Mobile Robotics – Aerial Robots

Beginning fall 2008, the Mobile Robotics group at MCS lab explores aerial robotics with a first project on tracking SMAVs (small and micro aerial vehicles) in space.

Motivation: Autonomy for SMAVs becomes challenging since they are too small and lightweight to incorporate onboard sensors. It is true that technology is currently evolving to enable autonomous flight at small scales with miniature cameras, microelectronics, and lightweight advanced sensors based on micro-electromechanical systems (MEMS). However, their performance is not yet optimal: miniature accelerometers and gyroscopes are still highly sensitive to electromagnetic noise, especially when they are very close to the SMAV’s electric motors. Miniature cameras provide poor quality images due to the radio interference and vibrations in the SMAV. Independently of their performance, SMAVs have always a limited payload and autonomy is usually engaged in trade-offs.

Objective: A no-onboard-sensor approach that allows autonomous flight.

Solution: Fig. 1 shows the proposed solution. This platform consists of a Wii remote (Wiimote) controller and a video camera that track the 6 DoF motion of a SMAV. The combination of the Wiimote’s and video camera fields of view creates a virtual cube in which motion can be fully monitored (Fig. 2). This controlled space allows a vehicle to navigate autonomously with no onboard sensors. The Wiimote is responsible for tracking the 3 dimensional position (X, Y, Z) of the vehicle while the video camera is responsible for the vehicle’s orientation (pitch, roll, and yaw). The 6 coordinates obtained from both sensors are sent to a computer where they are compared to a target position. Position processing and correction are also carried out in the computer. Resulting commands are conditioned by an FPGA and sent to the vehicle via a radio transmitter.

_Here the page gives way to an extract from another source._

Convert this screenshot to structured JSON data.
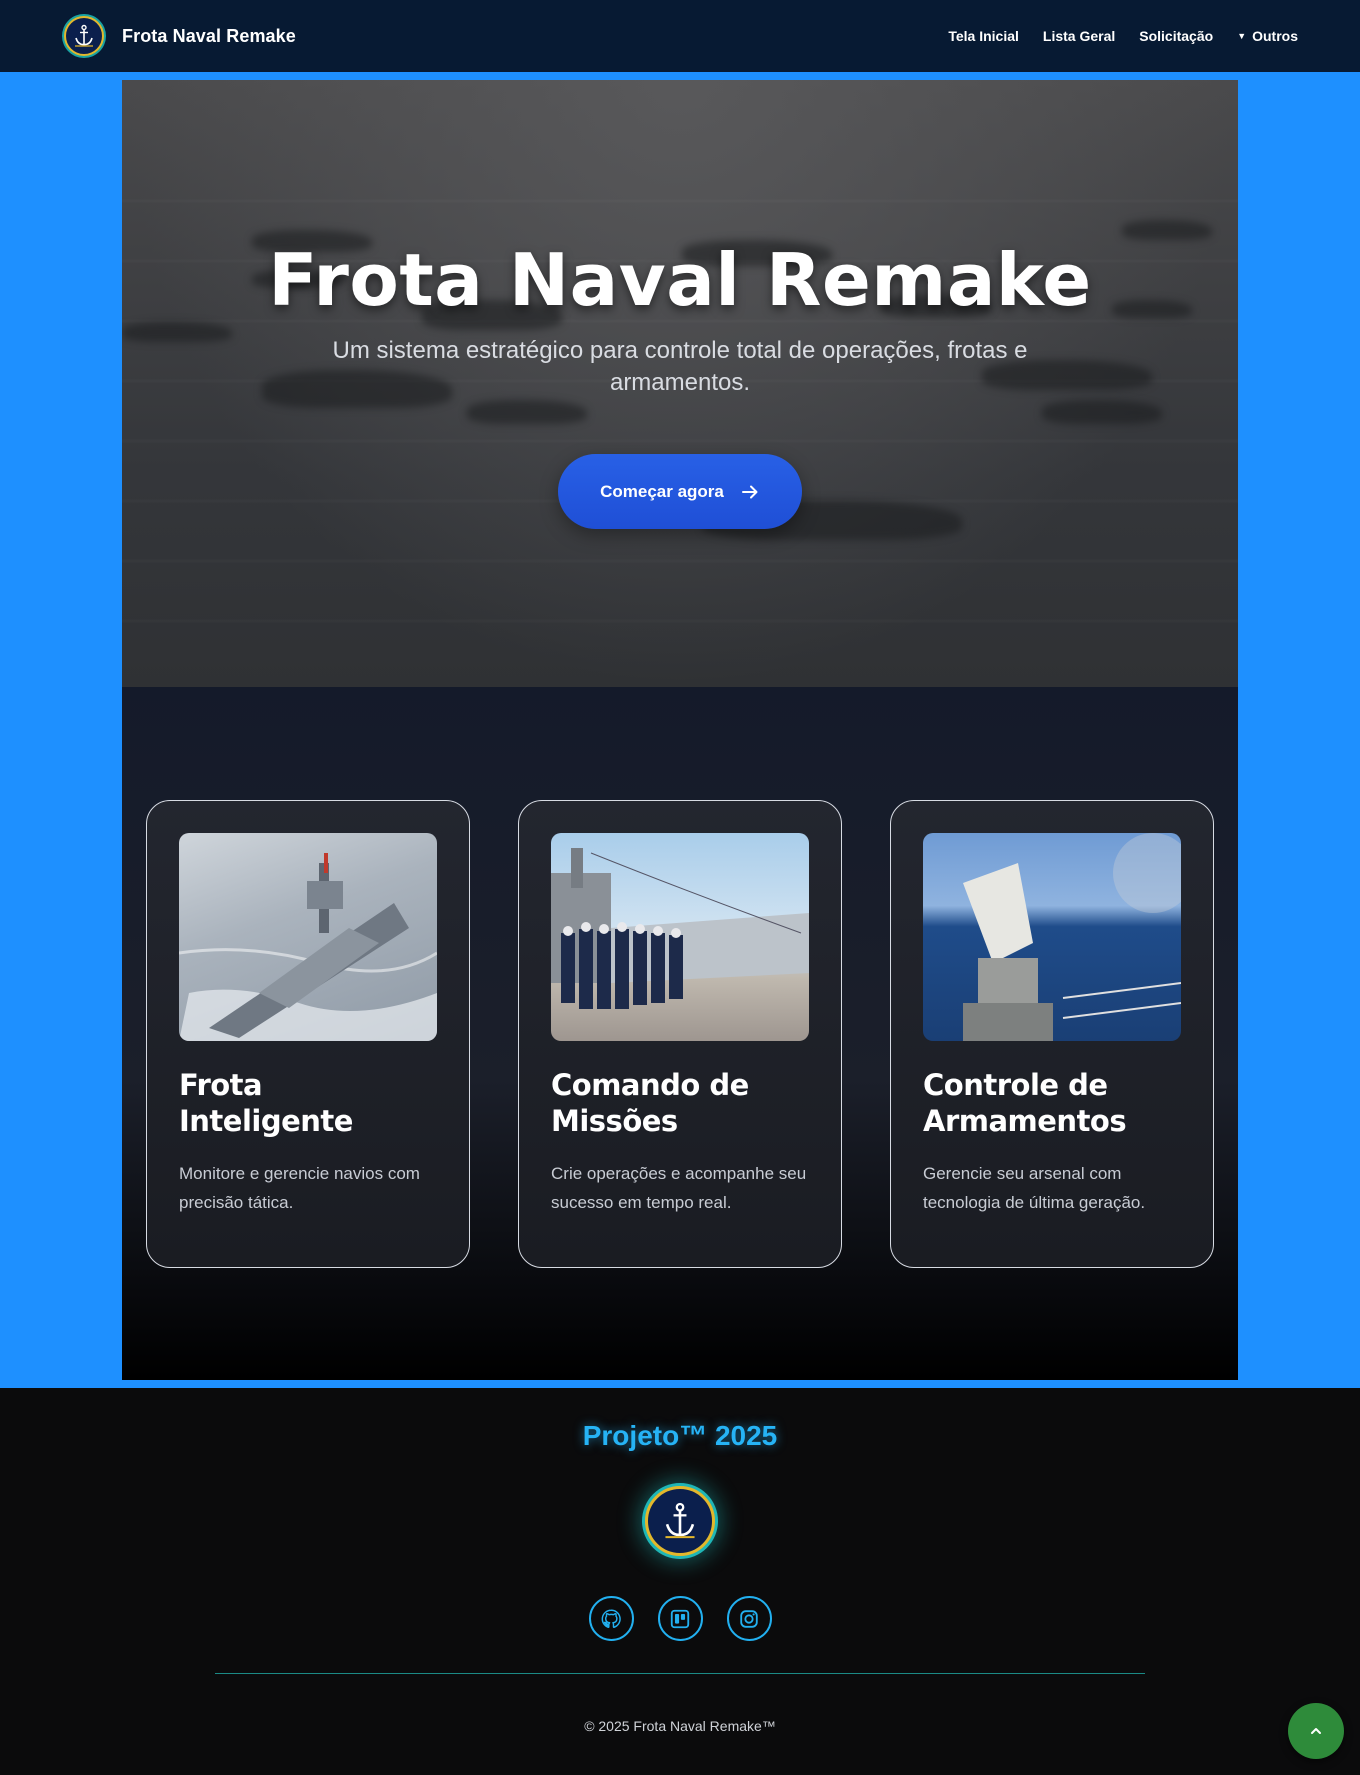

Fig. 1: 6 DoF motion tracking platform for SMAVs with a Wiimote and a video camera.

Fig. 2: Virtual cube: total workspace combining a Wiimote and a video camera.

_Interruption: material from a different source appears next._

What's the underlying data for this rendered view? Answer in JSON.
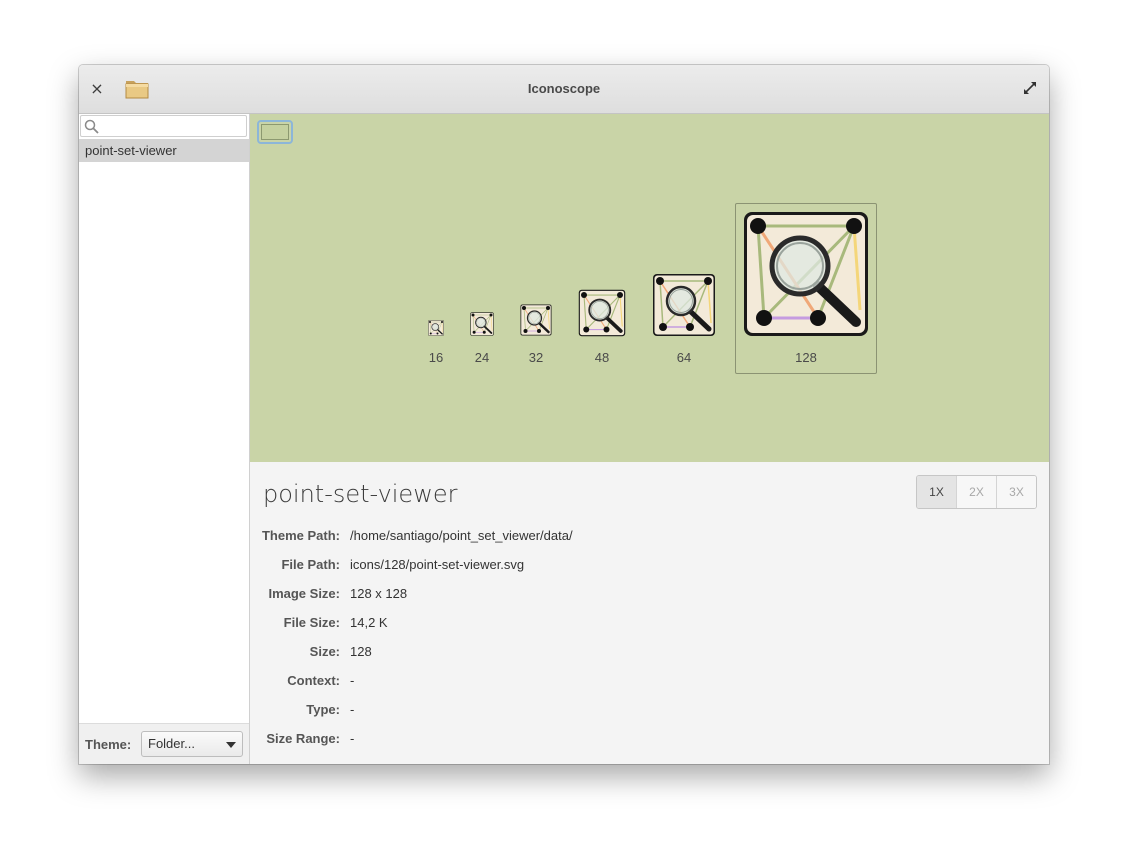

Contact: Héctor Vargas, Enrique Preza and Ramiro Velázquez